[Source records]
○ ○ ○ ○

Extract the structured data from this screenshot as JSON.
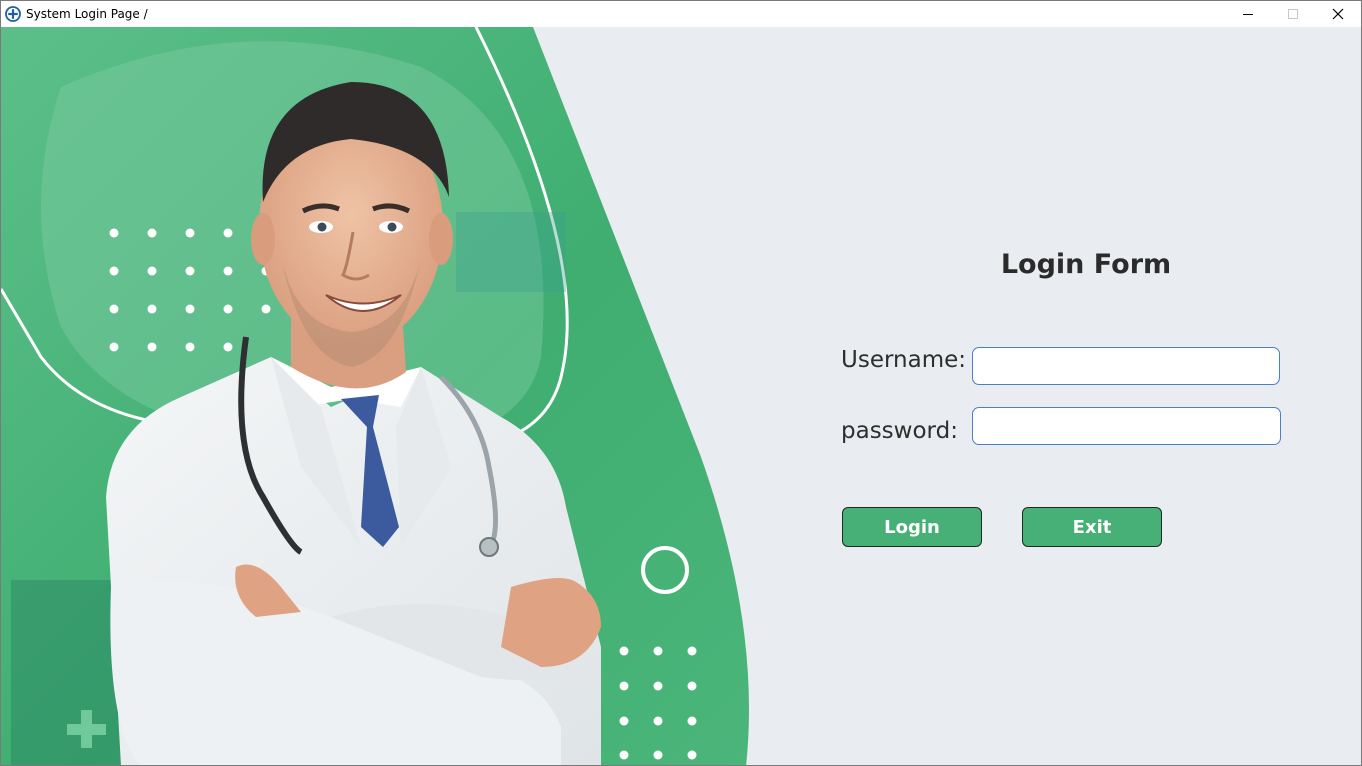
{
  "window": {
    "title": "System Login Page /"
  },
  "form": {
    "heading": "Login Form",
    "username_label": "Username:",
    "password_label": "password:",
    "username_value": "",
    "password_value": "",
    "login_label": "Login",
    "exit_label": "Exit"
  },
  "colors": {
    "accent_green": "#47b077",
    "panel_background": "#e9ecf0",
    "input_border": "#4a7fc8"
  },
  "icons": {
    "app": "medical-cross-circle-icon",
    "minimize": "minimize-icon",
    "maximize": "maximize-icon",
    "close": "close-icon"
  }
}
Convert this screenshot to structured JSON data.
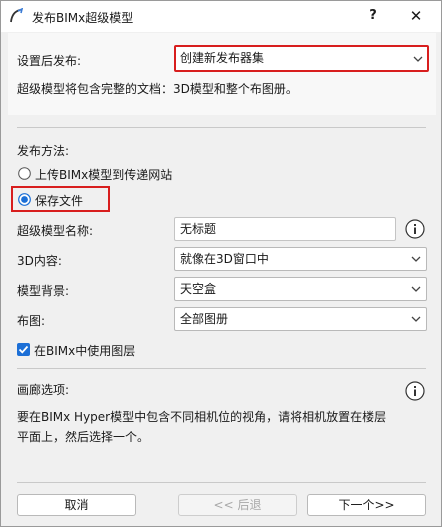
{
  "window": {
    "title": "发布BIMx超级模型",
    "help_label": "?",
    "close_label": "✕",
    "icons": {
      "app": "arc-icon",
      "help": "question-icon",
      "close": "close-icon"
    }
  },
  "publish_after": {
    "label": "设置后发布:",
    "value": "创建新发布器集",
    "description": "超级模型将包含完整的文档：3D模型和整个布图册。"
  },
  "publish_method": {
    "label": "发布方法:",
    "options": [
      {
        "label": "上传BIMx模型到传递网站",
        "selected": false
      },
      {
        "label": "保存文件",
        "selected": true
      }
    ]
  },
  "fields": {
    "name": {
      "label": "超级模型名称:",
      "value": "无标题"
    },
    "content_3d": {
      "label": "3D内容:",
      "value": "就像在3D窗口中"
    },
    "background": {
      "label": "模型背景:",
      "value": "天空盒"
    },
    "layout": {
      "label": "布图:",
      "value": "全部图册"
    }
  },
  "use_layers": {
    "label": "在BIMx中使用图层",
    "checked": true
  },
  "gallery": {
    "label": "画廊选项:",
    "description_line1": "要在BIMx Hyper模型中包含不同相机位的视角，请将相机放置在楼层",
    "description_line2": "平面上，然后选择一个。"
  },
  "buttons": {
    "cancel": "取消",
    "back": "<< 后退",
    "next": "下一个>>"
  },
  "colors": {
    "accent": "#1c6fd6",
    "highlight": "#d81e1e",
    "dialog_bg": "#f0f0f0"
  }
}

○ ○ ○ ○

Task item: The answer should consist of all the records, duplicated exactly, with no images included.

Answer to this problem:
Extract the structured data from this screenshot as JSON.
{
  "window": {
    "title": "System Login Page /"
  },
  "form": {
    "heading": "Login Form",
    "username_label": "Username:",
    "password_label": "password:",
    "username_value": "",
    "password_value": "",
    "login_label": "Login",
    "exit_label": "Exit"
  },
  "colors": {
    "accent_green": "#47b077",
    "panel_background": "#e9ecf0",
    "input_border": "#4a7fc8"
  },
  "icons": {
    "app": "medical-cross-circle-icon",
    "minimize": "minimize-icon",
    "maximize": "maximize-icon",
    "close": "close-icon"
  }
}
Convert this screenshot to structured JSON data.
{
  "window": {
    "title": "发布BIMx超级模型",
    "help_label": "?",
    "close_label": "✕",
    "icons": {
      "app": "arc-icon",
      "help": "question-icon",
      "close": "close-icon"
    }
  },
  "publish_after": {
    "label": "设置后发布:",
    "value": "创建新发布器集",
    "description": "超级模型将包含完整的文档：3D模型和整个布图册。"
  },
  "publish_method": {
    "label": "发布方法:",
    "options": [
      {
        "label": "上传BIMx模型到传递网站",
        "selected": false
      },
      {
        "label": "保存文件",
        "selected": true
      }
    ]
  },
  "fields": {
    "name": {
      "label": "超级模型名称:",
      "value": "无标题"
    },
    "content_3d": {
      "label": "3D内容:",
      "value": "就像在3D窗口中"
    },
    "background": {
      "label": "模型背景:",
      "value": "天空盒"
    },
    "layout": {
      "label": "布图:",
      "value": "全部图册"
    }
  },
  "use_layers": {
    "label": "在BIMx中使用图层",
    "checked": true
  },
  "gallery": {
    "label": "画廊选项:",
    "description_line1": "要在BIMx Hyper模型中包含不同相机位的视角，请将相机放置在楼层",
    "description_line2": "平面上，然后选择一个。"
  },
  "buttons": {
    "cancel": "取消",
    "back": "<< 后退",
    "next": "下一个>>"
  },
  "colors": {
    "accent": "#1c6fd6",
    "highlight": "#d81e1e",
    "dialog_bg": "#f0f0f0"
  }
}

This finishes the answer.